• Exercise objective: Leave the images out. Give every line below again, precisely.

• Recorded information:
——————————

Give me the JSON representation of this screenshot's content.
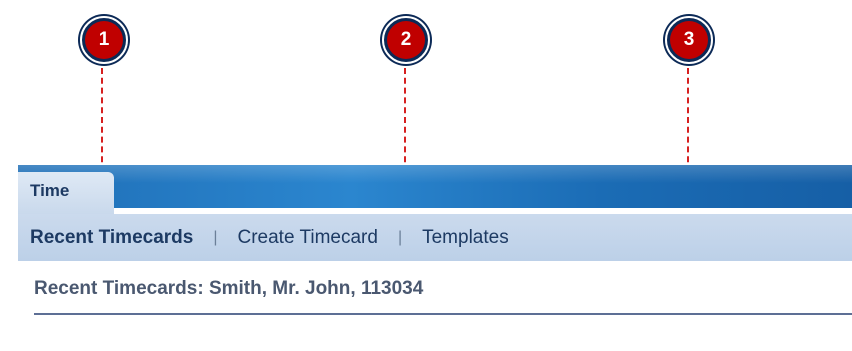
{
  "callouts": [
    "1",
    "2",
    "3"
  ],
  "tabs": [
    {
      "label": "Time",
      "active": true
    }
  ],
  "subnav": {
    "active_label": "Recent Timecards",
    "separator": "|",
    "items": [
      "Create Timecard",
      "Templates"
    ]
  },
  "page": {
    "heading": "Recent Timecards: Smith, Mr. John, 113034"
  },
  "colors": {
    "banner": "#1f6fb7",
    "tab": "#d5e2f1",
    "subnav": "#c3d5eb",
    "callout_fill": "#c00000",
    "callout_ring": "#0c2a57",
    "leader_line": "#d62020"
  }
}
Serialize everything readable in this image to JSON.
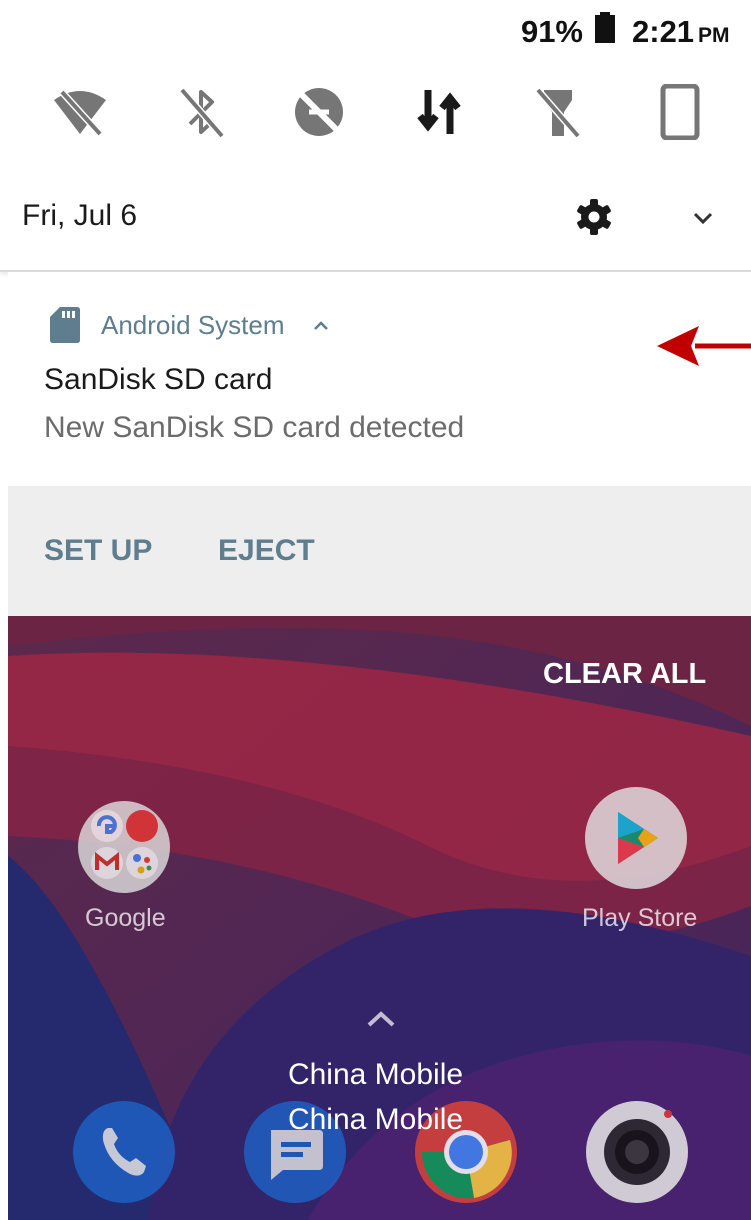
{
  "status_bar": {
    "battery_percent": "91%",
    "time": "2:21",
    "ampm": "PM"
  },
  "quick_settings": {
    "tiles": [
      "wifi-off-icon",
      "bluetooth-off-icon",
      "data-saver-off-icon",
      "mobile-data-icon",
      "flashlight-off-icon",
      "auto-rotate-icon"
    ]
  },
  "header": {
    "date": "Fri, Jul 6"
  },
  "notification": {
    "app_name": "Android System",
    "title": "SanDisk SD card",
    "text": "New SanDisk SD card detected",
    "actions": [
      "SET UP",
      "EJECT"
    ],
    "arrow_color": "#c00000"
  },
  "home": {
    "clear_all": "CLEAR ALL",
    "apps": [
      "Google",
      "Play Store"
    ],
    "carrier_lines": [
      "China Mobile",
      "China Mobile"
    ]
  }
}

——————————

• Answer box:
Give me the JSON representation of this screenshot's content.
{
  "callouts": [
    "1",
    "2",
    "3"
  ],
  "tabs": [
    {
      "label": "Time",
      "active": true
    }
  ],
  "subnav": {
    "active_label": "Recent Timecards",
    "separator": "|",
    "items": [
      "Create Timecard",
      "Templates"
    ]
  },
  "page": {
    "heading": "Recent Timecards: Smith, Mr. John, 113034"
  },
  "colors": {
    "banner": "#1f6fb7",
    "tab": "#d5e2f1",
    "subnav": "#c3d5eb",
    "callout_fill": "#c00000",
    "callout_ring": "#0c2a57",
    "leader_line": "#d62020"
  }
}
Serialize everything readable in this image to JSON.
{
  "status_bar": {
    "battery_percent": "91%",
    "time": "2:21",
    "ampm": "PM"
  },
  "quick_settings": {
    "tiles": [
      "wifi-off-icon",
      "bluetooth-off-icon",
      "data-saver-off-icon",
      "mobile-data-icon",
      "flashlight-off-icon",
      "auto-rotate-icon"
    ]
  },
  "header": {
    "date": "Fri, Jul 6"
  },
  "notification": {
    "app_name": "Android System",
    "title": "SanDisk SD card",
    "text": "New SanDisk SD card detected",
    "actions": [
      "SET UP",
      "EJECT"
    ],
    "arrow_color": "#c00000"
  },
  "home": {
    "clear_all": "CLEAR ALL",
    "apps": [
      "Google",
      "Play Store"
    ],
    "carrier_lines": [
      "China Mobile",
      "China Mobile"
    ]
  }
}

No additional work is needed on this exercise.